The following items are required for admissions consideration into the doctoral program:
- A bachelor’s degree is required. Although a psychology major at the undergraduate level is preferred, the department has, on occasion, accepted students with undergraduate preparation in other disciplines.
- The GRE General Test and GRE Psychology Subject Test are waived for 2021 admissions and the foreseeable future. They will not be requested if not included in your application. Scores included in your application will be removed before the faculty review.
- Undergraduate or Graduate Courses in the Core Domains of Psychology. As a condition of admission, the department requires the successful completion as noted on an official transcript with a grade of C+ or better of 2 or more graduate- or undergraduate-level courses, taken at a regionally accredited college or university, in the following core domains of Psychology:
- History and Systems of Psychology, providing coverage of the origins and development of major ideas in the discipline of psychology.
- Affective Aspects of Behavior, including topics such as affect, mood, emotion, and motivation. This component can be covered in a broader course, as long as there is documentation in a provided syllabus and as long as the “affective” component is separately evaluated (paper, examination, etc.).
- Biological Aspects of Behavior: multiple underpinnings of behavior, such as neural, physiological, anatomic, and genetic aspects. A more “narrow” course in neuropsychology or psychopharmacology does not fulfill this requirement.
- Cognitive Aspects of Behavior: topics such as learning, memory, thought processes, language, decision-making. Cognitive testing or cognitive therapy courses do not, by themselves, fulfill this requirement.
- Developmental Aspects of Behavior: including transitions, growth, and development across the lifespan. A course limited to one developmental period (e.g., childhood, old age) does not fulfill this requirement.
- Social Aspects of Behavior: group processes, attributions, discrimination, and attitudes. A course in individual and cultural diversity or a course in group of family therapy do not, by themselves fulfill this requirement.
Recommended Additional Coursework and Preparation:
Our most successful applicants have typically benefited from having the following recommended experience and coursework:
- A minimum of 1-2 semesters as a research assistant in a laboratory conducting psychological research.

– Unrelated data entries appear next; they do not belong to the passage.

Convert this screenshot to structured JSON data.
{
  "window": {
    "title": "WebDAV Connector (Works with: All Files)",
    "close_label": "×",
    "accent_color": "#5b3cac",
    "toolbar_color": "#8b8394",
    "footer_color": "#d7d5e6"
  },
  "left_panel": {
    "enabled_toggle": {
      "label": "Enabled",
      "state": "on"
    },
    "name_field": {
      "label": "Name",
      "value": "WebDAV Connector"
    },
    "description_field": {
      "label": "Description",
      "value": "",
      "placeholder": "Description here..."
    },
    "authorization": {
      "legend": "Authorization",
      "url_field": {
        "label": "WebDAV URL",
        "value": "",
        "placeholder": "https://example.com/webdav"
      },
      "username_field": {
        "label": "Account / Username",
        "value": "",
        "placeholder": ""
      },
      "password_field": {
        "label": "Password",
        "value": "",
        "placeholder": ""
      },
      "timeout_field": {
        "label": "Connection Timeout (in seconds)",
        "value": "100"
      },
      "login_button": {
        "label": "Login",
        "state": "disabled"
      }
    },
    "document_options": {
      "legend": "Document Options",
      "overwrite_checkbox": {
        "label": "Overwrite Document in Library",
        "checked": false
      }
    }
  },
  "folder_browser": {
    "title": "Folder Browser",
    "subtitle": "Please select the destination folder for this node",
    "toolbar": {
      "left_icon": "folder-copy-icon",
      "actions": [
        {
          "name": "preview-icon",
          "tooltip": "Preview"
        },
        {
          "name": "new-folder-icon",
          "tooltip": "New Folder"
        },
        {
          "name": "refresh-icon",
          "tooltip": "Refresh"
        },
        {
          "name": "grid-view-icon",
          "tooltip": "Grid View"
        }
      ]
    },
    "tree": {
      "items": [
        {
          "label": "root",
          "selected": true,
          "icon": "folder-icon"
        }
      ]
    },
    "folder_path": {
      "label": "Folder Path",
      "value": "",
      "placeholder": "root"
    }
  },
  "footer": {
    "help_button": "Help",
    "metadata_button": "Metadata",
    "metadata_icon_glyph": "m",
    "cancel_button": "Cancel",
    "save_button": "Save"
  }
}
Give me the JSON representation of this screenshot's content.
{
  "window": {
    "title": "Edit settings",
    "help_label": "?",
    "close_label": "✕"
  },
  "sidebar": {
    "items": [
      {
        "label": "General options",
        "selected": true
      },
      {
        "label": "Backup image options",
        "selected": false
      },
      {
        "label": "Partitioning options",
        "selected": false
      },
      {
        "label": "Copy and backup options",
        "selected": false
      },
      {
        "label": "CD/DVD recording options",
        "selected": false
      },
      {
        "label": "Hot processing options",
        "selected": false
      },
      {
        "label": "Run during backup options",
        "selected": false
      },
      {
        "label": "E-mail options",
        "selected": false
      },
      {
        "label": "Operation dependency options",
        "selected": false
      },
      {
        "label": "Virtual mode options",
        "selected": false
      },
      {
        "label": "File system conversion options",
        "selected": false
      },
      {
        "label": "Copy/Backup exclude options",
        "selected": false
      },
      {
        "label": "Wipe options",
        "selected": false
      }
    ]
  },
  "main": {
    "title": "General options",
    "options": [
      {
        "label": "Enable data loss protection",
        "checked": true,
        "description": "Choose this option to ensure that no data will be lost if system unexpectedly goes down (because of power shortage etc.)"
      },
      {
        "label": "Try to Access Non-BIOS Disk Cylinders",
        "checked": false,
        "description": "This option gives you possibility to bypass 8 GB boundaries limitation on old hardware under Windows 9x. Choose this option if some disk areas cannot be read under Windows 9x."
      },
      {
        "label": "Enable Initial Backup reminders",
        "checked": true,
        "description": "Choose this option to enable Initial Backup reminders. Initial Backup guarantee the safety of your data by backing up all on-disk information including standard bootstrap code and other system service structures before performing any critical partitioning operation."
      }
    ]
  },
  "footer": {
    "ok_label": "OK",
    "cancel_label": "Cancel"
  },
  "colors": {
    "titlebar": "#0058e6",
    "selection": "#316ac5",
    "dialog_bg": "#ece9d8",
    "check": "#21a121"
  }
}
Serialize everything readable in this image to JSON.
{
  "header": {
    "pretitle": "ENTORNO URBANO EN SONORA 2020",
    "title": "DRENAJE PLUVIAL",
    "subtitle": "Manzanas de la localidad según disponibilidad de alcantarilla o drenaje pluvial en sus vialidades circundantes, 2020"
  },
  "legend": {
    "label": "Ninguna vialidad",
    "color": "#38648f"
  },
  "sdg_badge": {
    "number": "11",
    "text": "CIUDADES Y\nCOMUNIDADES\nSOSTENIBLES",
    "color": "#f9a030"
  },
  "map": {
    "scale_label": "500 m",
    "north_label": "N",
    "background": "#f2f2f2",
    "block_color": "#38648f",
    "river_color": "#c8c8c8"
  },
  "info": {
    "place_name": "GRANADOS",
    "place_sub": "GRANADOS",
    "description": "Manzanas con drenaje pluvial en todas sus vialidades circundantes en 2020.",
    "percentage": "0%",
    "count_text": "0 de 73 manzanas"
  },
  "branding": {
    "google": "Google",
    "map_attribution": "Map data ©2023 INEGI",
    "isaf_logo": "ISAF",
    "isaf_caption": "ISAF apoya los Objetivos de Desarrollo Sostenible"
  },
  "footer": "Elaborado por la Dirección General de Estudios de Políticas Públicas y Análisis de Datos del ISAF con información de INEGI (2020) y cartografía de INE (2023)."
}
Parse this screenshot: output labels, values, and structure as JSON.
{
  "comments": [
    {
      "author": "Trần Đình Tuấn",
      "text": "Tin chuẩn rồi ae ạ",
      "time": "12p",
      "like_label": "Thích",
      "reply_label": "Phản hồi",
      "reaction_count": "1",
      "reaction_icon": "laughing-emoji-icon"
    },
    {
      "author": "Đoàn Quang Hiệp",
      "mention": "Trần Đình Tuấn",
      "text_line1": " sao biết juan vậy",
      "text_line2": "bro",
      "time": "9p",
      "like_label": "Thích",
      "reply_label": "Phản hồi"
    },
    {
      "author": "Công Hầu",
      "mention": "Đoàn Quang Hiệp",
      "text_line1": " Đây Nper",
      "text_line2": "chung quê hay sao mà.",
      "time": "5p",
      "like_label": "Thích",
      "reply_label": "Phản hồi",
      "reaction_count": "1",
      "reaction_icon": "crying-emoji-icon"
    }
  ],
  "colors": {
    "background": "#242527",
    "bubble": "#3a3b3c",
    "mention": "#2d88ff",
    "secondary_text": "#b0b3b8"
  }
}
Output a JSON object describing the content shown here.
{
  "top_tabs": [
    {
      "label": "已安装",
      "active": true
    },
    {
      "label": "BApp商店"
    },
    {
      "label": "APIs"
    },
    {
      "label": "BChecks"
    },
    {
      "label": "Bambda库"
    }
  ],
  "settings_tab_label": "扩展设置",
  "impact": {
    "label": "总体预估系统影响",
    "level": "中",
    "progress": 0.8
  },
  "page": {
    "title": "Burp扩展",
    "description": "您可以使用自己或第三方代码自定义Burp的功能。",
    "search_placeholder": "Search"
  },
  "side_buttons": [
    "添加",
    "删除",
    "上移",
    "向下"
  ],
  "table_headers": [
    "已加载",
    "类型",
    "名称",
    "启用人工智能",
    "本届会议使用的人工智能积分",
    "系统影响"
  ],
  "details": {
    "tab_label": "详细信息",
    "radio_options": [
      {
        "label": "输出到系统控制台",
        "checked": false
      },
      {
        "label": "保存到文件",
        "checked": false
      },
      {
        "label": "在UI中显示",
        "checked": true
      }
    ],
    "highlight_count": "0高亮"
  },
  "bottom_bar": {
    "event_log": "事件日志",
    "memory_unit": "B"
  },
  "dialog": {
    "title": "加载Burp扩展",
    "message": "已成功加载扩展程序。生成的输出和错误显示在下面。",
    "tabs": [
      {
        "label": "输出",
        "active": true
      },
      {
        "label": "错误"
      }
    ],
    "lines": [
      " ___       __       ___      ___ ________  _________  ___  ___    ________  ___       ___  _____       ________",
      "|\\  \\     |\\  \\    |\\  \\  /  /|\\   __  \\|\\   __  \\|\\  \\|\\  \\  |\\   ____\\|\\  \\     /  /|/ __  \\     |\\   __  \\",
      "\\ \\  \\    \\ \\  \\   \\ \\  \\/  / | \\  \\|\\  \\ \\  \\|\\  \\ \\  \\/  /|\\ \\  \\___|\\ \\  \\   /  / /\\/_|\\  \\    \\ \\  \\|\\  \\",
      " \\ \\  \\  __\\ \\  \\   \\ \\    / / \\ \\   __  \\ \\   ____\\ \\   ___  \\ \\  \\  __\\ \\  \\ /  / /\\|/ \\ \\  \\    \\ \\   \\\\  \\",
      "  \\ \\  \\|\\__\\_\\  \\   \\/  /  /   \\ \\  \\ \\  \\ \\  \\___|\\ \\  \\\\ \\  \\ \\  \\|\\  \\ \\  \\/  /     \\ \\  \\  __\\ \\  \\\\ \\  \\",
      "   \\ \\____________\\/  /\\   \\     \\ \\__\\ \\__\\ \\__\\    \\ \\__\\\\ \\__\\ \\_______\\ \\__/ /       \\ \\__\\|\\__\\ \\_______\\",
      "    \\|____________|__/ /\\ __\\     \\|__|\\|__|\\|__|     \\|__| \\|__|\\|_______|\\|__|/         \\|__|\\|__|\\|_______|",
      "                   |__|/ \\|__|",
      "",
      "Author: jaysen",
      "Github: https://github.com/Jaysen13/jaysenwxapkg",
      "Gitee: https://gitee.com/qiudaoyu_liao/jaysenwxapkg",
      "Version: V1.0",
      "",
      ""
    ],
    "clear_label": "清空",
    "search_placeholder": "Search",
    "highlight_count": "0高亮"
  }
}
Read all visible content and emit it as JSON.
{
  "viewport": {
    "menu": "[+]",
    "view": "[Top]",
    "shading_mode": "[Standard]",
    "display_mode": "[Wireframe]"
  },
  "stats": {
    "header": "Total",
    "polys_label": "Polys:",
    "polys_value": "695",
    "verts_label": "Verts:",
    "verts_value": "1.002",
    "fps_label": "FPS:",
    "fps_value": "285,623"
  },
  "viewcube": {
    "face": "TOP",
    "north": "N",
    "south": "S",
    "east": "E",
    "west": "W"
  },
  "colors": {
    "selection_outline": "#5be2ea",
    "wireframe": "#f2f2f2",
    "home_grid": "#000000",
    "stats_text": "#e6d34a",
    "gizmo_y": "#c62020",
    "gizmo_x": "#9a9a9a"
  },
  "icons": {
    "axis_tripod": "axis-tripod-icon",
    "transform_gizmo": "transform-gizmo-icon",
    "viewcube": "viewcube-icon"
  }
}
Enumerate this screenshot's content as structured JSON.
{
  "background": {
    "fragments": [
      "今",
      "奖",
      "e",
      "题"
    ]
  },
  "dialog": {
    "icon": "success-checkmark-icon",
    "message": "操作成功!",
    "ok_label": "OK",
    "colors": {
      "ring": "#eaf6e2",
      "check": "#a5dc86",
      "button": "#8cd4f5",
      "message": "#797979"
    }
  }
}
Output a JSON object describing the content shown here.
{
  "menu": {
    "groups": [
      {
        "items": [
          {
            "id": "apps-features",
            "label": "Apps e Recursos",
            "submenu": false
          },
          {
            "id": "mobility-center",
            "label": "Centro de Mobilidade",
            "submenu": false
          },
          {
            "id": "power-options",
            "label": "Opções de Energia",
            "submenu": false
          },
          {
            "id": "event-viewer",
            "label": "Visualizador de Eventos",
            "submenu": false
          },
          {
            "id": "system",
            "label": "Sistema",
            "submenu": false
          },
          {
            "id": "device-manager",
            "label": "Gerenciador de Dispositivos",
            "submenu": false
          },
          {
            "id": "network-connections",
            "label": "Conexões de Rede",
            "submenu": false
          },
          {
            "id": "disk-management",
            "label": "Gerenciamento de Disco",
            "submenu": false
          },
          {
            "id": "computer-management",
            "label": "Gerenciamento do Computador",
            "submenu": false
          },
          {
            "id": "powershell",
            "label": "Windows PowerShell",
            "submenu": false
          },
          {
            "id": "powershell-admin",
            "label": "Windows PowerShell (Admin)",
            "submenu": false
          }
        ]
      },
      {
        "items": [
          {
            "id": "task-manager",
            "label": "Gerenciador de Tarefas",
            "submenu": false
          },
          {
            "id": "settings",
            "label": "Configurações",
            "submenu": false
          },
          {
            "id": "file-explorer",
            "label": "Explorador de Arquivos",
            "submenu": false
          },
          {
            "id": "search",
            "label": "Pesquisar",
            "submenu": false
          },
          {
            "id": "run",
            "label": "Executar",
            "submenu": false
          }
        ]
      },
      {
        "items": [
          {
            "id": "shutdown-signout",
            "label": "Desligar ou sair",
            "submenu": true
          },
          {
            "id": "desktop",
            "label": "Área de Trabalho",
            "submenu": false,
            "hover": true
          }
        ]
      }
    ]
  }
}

Ideally, participation in publication or presentation of the laboratory’s research would serve as evidence of the quality of the applicant’s work.
- Some coursework in life-science fields such as biology, chemistry, physics, health science
- A course in statistics or research design
- Additional basic science backgrounds as part of their undergraduate majors.
The admissions committee makes every effort to make contact with all applicants in the final selection pool who are also invited to a recruitment weekend to be held in February. The number of students admitted is typically 12-15 from an applicant pool of about 250-300. The actual size of the class is determined by a number of different factors including available faculty, university and departmental support, program needs, and the goal of attracting and maintaining an excellent and diverse student body. The Department of Clinical and Health Psychology adheres to the Guidelines for Graduate School Offers and Acceptances adopted by the Council of University Directors of Clinical Psychology and to Admissions policies established by the Council of Graduate Schools. The CUDCP guidelines can be found here.
The admissions process involves the following steps: (1) After the deadline for completion of application materials has passed, the electronic application package is distributed to members of the admissions committee for review. This typically takes place during December and early January. (2) The admissions committee then meets to review rankings and to select a group of applicants to invite for our yearly Interview Weekend, which typically takes place in February or early March. Students who are invited for interviews but who cannot attend Interview Weekend are offered telephone interviews or, in extenuating circumstances, later on-campus interviews. (3) After the interview process is complete, the admission committee consults program faculty and students for feedback. This data, together with information available in the application packet, is considered during a final admissions committee meeting in which rank order lists are created. (4) The applicants are then either offered admission, placed on an alternate list, or declined admission. Status in the first two categories may change as admissions offers are accepted or denied until all admissions slots are filled.